> Assigned task
Filter by the string "VARIE": return the lines of the material that contain it.

> Records provided
-------------------------

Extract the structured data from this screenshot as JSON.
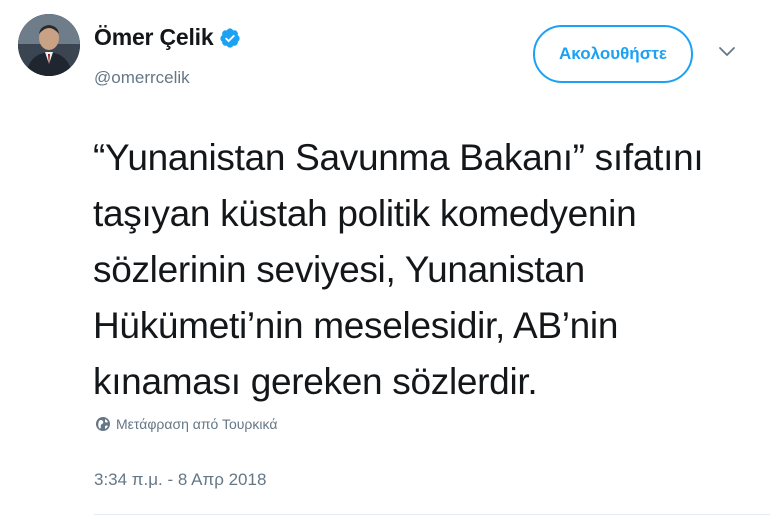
{
  "author": {
    "display_name": "Ömer Çelik",
    "handle": "@omerrcelik",
    "verified": true
  },
  "actions": {
    "follow_label": "Ακολουθήστε",
    "more_icon": "chevron-down-icon"
  },
  "tweet": {
    "text": "“Yunanistan Savunma Bakanı” sıfatını\ntaşıyan küstah politik komedyenin\nsözlerinin seviyesi, Yunanistan\nHükümeti’nin meselesidir, AB’nin\nkınaması gereken sözlerdir.",
    "translate_label": "Μετάφραση από Τουρκικά",
    "timestamp": "3:34 π.μ. - 8 Απρ 2018"
  },
  "colors": {
    "accent": "#1da1f2",
    "secondary_text": "#657786",
    "primary_text": "#14171a",
    "divider": "#e6ecf0"
  }
}
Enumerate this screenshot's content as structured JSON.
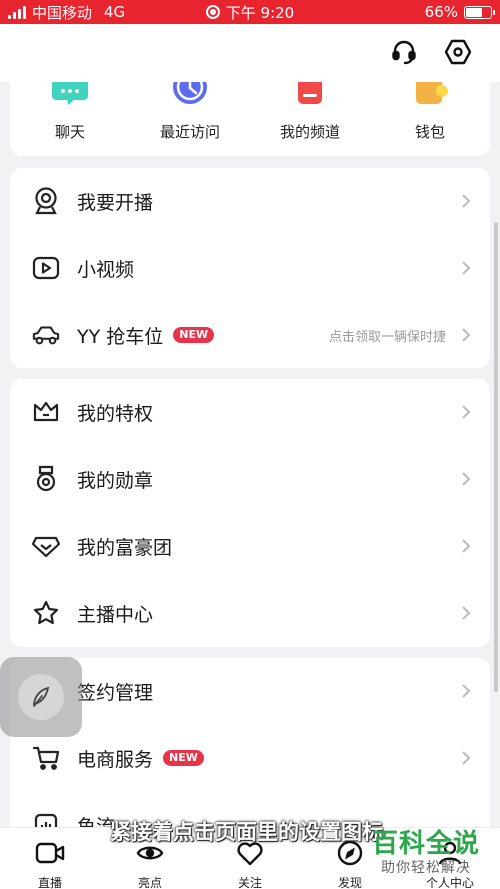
{
  "status_bar": {
    "carrier": "中国移动",
    "network": "4G",
    "time": "下午 9:20",
    "battery": "66%",
    "battery_level": 0.66
  },
  "header": {
    "support_icon": "headset-icon",
    "settings_icon": "hexagon-settings-icon"
  },
  "shortcuts": [
    {
      "label": "聊天",
      "icon": "chat-bubble-icon",
      "color": "#3fd3c0"
    },
    {
      "label": "最近访问",
      "icon": "clock-icon",
      "color": "#5b6cf0"
    },
    {
      "label": "我的频道",
      "icon": "channel-icon",
      "color": "#f04a48"
    },
    {
      "label": "钱包",
      "icon": "wallet-icon",
      "color": "#f4b144"
    }
  ],
  "group1": [
    {
      "label": "我要开播",
      "icon": "webcam-icon"
    },
    {
      "label": "小视频",
      "icon": "play-video-icon"
    },
    {
      "label": "YY 抢车位",
      "icon": "car-icon",
      "badge": "NEW",
      "hint": "点击领取一辆保时捷"
    }
  ],
  "group2": [
    {
      "label": "我的特权",
      "icon": "crown-icon"
    },
    {
      "label": "我的勋章",
      "icon": "medal-icon"
    },
    {
      "label": "我的富豪团",
      "icon": "diamond-icon"
    },
    {
      "label": "主播中心",
      "icon": "star-icon"
    }
  ],
  "group3": [
    {
      "label": "签约管理",
      "icon": "sign-icon"
    },
    {
      "label": "电商服务",
      "icon": "cart-icon",
      "badge": "NEW"
    },
    {
      "label": "鱼流",
      "icon": "chart-icon"
    }
  ],
  "subtitle": "紧接着点击页面里的设置图标",
  "tabbar": [
    {
      "label": "直播",
      "icon": "video-camera-icon"
    },
    {
      "label": "亮点",
      "icon": "eye-icon"
    },
    {
      "label": "关注",
      "icon": "heart-icon"
    },
    {
      "label": "发现",
      "icon": "compass-icon"
    },
    {
      "label": "个人中心",
      "icon": "person-icon"
    }
  ],
  "watermark": {
    "title": "百科全说",
    "slogan": "助你轻松解决"
  },
  "colors": {
    "status_bar": "#e8242f",
    "badge": "#e8344a",
    "watermark": "#2aa84a"
  }
}
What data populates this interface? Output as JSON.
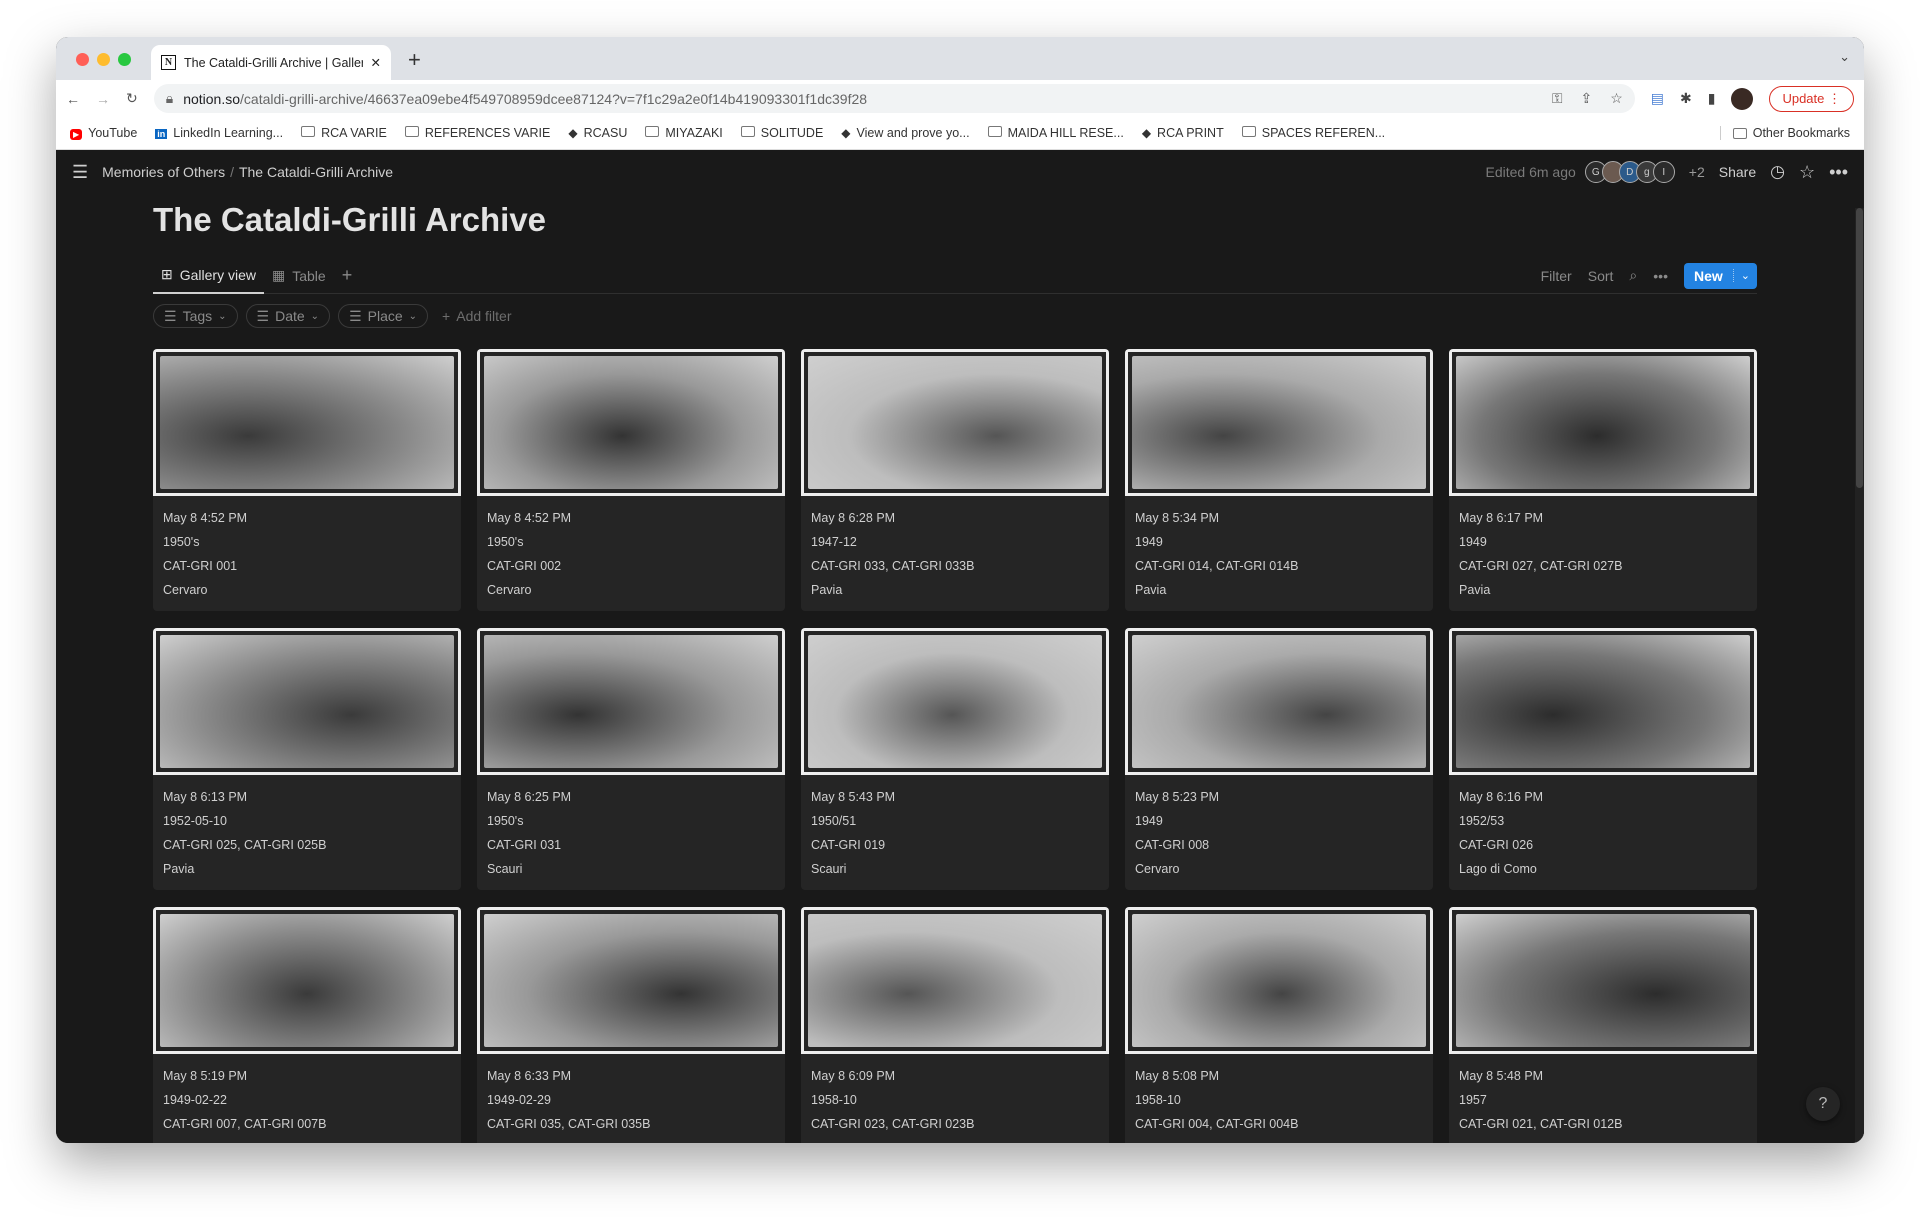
{
  "browser": {
    "tab_title": "The Cataldi-Grilli Archive | Gallery view",
    "url_domain": "notion.so",
    "url_path": "/cataldi-grilli-archive/46637ea09ebe4f549708959dcee87124?v=7f1c29a2e0f14b419093301f1dc39f28",
    "update_label": "Update",
    "bookmarks": [
      {
        "label": "YouTube",
        "icon": "youtube-icon"
      },
      {
        "label": "LinkedIn Learning...",
        "icon": "linkedin-icon"
      },
      {
        "label": "RCA VARIE",
        "icon": "folder-icon"
      },
      {
        "label": "REFERENCES VARIE",
        "icon": "folder-icon"
      },
      {
        "label": "RCASU",
        "icon": "site-icon"
      },
      {
        "label": "MIYAZAKI",
        "icon": "folder-icon"
      },
      {
        "label": "SOLITUDE",
        "icon": "folder-icon"
      },
      {
        "label": "View and prove yo...",
        "icon": "site-icon"
      },
      {
        "label": "MAIDA HILL RESE...",
        "icon": "folder-icon"
      },
      {
        "label": "RCA PRINT",
        "icon": "site-icon"
      },
      {
        "label": "SPACES REFEREN...",
        "icon": "folder-icon"
      }
    ],
    "other_bookmarks": "Other Bookmarks"
  },
  "topbar": {
    "breadcrumb": [
      "Memories of Others",
      "The Cataldi-Grilli Archive"
    ],
    "edited": "Edited 6m ago",
    "faces": [
      "G",
      "",
      "D",
      "g",
      "I"
    ],
    "more_count": "+2",
    "share": "Share"
  },
  "page": {
    "title": "The Cataldi-Grilli Archive",
    "views": [
      {
        "label": "Gallery view",
        "active": true
      },
      {
        "label": "Table",
        "active": false
      }
    ],
    "toolbar": {
      "filter": "Filter",
      "sort": "Sort",
      "new": "New"
    },
    "filters": [
      "Tags",
      "Date",
      "Place"
    ],
    "add_filter": "Add filter"
  },
  "colors": {
    "accent": "#2383e2",
    "background": "#191919",
    "card": "#252525"
  },
  "cards": [
    {
      "created": "May 8 4:52 PM",
      "date": "1950's",
      "code": "CAT-GRI 001",
      "place": "Cervaro"
    },
    {
      "created": "May 8 4:52 PM",
      "date": "1950's",
      "code": "CAT-GRI 002",
      "place": "Cervaro"
    },
    {
      "created": "May 8 6:28 PM",
      "date": "1947-12",
      "code": "CAT-GRI 033, CAT-GRI 033B",
      "place": "Pavia"
    },
    {
      "created": "May 8 5:34 PM",
      "date": "1949",
      "code": "CAT-GRI 014, CAT-GRI 014B",
      "place": "Pavia"
    },
    {
      "created": "May 8 6:17 PM",
      "date": "1949",
      "code": "CAT-GRI 027, CAT-GRI 027B",
      "place": "Pavia"
    },
    {
      "created": "May 8 6:13 PM",
      "date": "1952-05-10",
      "code": "CAT-GRI 025, CAT-GRI 025B",
      "place": "Pavia"
    },
    {
      "created": "May 8 6:25 PM",
      "date": "1950's",
      "code": "CAT-GRI 031",
      "place": "Scauri"
    },
    {
      "created": "May 8 5:43 PM",
      "date": "1950/51",
      "code": "CAT-GRI 019",
      "place": "Scauri"
    },
    {
      "created": "May 8 5:23 PM",
      "date": "1949",
      "code": "CAT-GRI 008",
      "place": "Cervaro"
    },
    {
      "created": "May 8 6:16 PM",
      "date": "1952/53",
      "code": "CAT-GRI 026",
      "place": "Lago di Como"
    },
    {
      "created": "May 8 5:19 PM",
      "date": "1949-02-22",
      "code": "CAT-GRI 007, CAT-GRI 007B"
    },
    {
      "created": "May 8 6:33 PM",
      "date": "1949-02-29",
      "code": "CAT-GRI 035, CAT-GRI 035B"
    },
    {
      "created": "May 8 6:09 PM",
      "date": "1958-10",
      "code": "CAT-GRI 023, CAT-GRI 023B"
    },
    {
      "created": "May 8 5:08 PM",
      "date": "1958-10",
      "code": "CAT-GRI 004, CAT-GRI 004B"
    },
    {
      "created": "May 8 5:48 PM",
      "date": "1957",
      "code": "CAT-GRI 021, CAT-GRI 012B"
    }
  ]
}
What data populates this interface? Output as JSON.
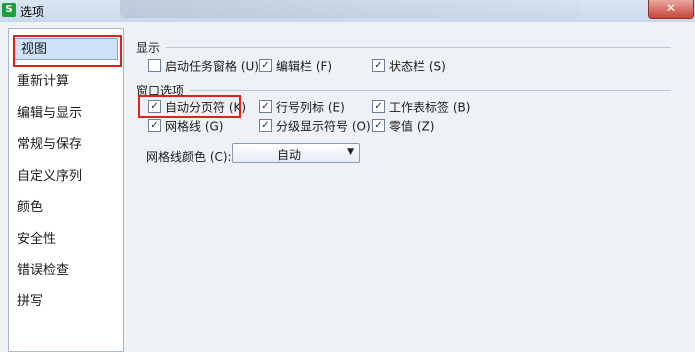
{
  "window": {
    "title": "选项",
    "app_icon": "S",
    "close_glyph": "✕"
  },
  "nav": {
    "items": [
      {
        "label": "视图",
        "selected": true
      },
      {
        "label": "重新计算"
      },
      {
        "label": "编辑与显示"
      },
      {
        "label": "常规与保存"
      },
      {
        "label": "自定义序列"
      },
      {
        "label": "颜色"
      },
      {
        "label": "安全性"
      },
      {
        "label": "错误检查"
      },
      {
        "label": "拼写"
      }
    ]
  },
  "display_group": {
    "title": "显示",
    "options": [
      {
        "label": "启动任务窗格 (U)",
        "checked": false
      },
      {
        "label": "编辑栏 (F)",
        "checked": true
      },
      {
        "label": "状态栏 (S)",
        "checked": true
      }
    ]
  },
  "window_group": {
    "title": "窗口选项",
    "options": [
      {
        "label": "自动分页符 (K)",
        "checked": true
      },
      {
        "label": "行号列标 (E)",
        "checked": true
      },
      {
        "label": "工作表标签 (B)",
        "checked": true
      },
      {
        "label": "网格线 (G)",
        "checked": true
      },
      {
        "label": "分级显示符号 (O)",
        "checked": true
      },
      {
        "label": "零值 (Z)",
        "checked": true
      }
    ]
  },
  "gridline_color": {
    "label": "网格线颜色 (C):",
    "value": "自动",
    "arrow_icon": "▼"
  },
  "colors": {
    "highlight": "#e0211c",
    "selected_bg": "#cfe3f8"
  }
}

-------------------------

> Answer box
        "label": "RCA VARIE",
        "label": "REFERENCES VARIE",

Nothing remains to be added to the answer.